YOUR ASSIGNMENT: Write down each of the records again, exactly and in full.

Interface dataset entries
>>>>>
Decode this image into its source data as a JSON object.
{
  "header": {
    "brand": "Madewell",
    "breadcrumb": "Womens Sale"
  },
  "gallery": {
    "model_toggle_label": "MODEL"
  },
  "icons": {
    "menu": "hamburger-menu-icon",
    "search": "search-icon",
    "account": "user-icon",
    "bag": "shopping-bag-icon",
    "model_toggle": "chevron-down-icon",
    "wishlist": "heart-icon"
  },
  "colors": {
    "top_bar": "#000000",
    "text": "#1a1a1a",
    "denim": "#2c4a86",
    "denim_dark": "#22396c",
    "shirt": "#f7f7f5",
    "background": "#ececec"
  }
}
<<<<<
WRITTEN ANSWER:
Decode this image into its source data as a JSON object.
{
  "header": {
    "brand": "Madewell",
    "breadcrumb": "Womens Sale"
  },
  "gallery": {
    "model_toggle_label": "MODEL"
  },
  "icons": {
    "menu": "hamburger-menu-icon",
    "search": "search-icon",
    "account": "user-icon",
    "bag": "shopping-bag-icon",
    "model_toggle": "chevron-down-icon",
    "wishlist": "heart-icon"
  },
  "colors": {
    "top_bar": "#000000",
    "text": "#1a1a1a",
    "denim": "#2c4a86",
    "denim_dark": "#22396c",
    "shirt": "#f7f7f5",
    "background": "#ececec"
  }
}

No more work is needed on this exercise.